# RECORD SET
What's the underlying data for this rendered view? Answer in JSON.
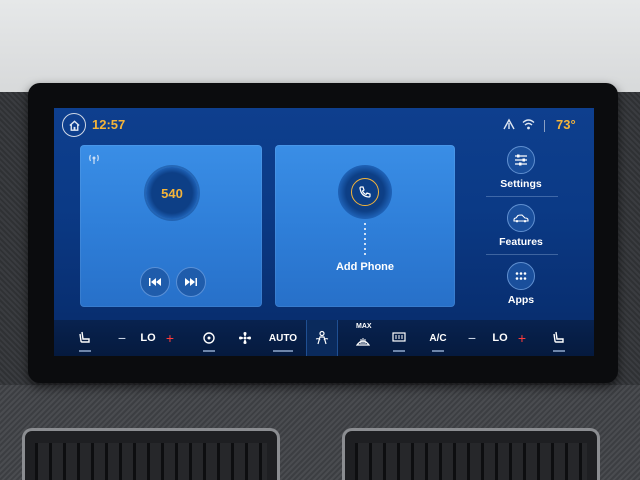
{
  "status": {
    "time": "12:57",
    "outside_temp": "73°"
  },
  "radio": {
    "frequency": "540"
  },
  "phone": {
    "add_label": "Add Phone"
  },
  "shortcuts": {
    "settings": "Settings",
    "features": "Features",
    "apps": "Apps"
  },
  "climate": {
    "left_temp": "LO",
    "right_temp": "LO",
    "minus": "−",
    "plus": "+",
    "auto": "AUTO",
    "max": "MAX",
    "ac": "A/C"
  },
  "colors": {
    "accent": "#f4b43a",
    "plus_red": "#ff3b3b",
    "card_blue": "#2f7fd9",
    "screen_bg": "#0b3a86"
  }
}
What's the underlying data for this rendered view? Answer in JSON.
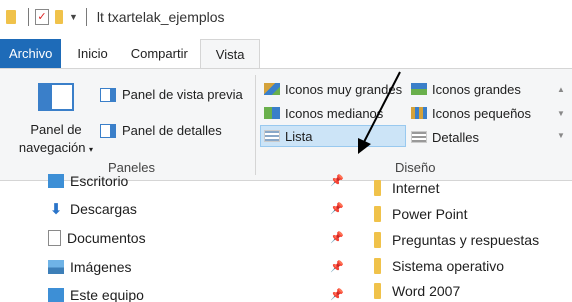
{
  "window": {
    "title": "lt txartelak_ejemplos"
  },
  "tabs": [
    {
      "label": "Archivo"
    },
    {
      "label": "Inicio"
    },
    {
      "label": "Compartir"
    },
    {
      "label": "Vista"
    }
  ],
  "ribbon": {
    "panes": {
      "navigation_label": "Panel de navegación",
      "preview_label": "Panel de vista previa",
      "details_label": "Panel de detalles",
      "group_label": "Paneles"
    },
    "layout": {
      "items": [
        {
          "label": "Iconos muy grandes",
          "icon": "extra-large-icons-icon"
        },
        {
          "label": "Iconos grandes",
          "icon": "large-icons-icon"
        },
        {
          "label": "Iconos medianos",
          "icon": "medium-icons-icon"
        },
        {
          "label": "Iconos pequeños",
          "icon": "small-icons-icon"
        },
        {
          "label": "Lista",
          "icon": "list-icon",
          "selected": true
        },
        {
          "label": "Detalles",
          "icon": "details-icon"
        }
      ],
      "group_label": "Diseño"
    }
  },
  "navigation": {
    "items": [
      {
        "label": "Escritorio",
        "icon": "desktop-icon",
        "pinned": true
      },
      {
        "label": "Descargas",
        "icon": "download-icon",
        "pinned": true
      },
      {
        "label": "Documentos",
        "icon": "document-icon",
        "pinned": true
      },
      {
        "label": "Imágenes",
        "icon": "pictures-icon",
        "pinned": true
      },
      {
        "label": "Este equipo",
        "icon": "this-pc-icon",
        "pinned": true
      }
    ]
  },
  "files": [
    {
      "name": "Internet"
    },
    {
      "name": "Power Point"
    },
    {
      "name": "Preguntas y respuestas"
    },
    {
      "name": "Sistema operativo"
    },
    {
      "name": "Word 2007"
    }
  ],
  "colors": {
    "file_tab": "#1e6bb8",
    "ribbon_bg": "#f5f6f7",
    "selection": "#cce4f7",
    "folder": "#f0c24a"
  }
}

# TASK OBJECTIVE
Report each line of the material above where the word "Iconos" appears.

# EXPECTED ANSWER
          "label": "Iconos muy grandes",
          "label": "Iconos grandes",
          "label": "Iconos medianos",
          "label": "Iconos pequeños",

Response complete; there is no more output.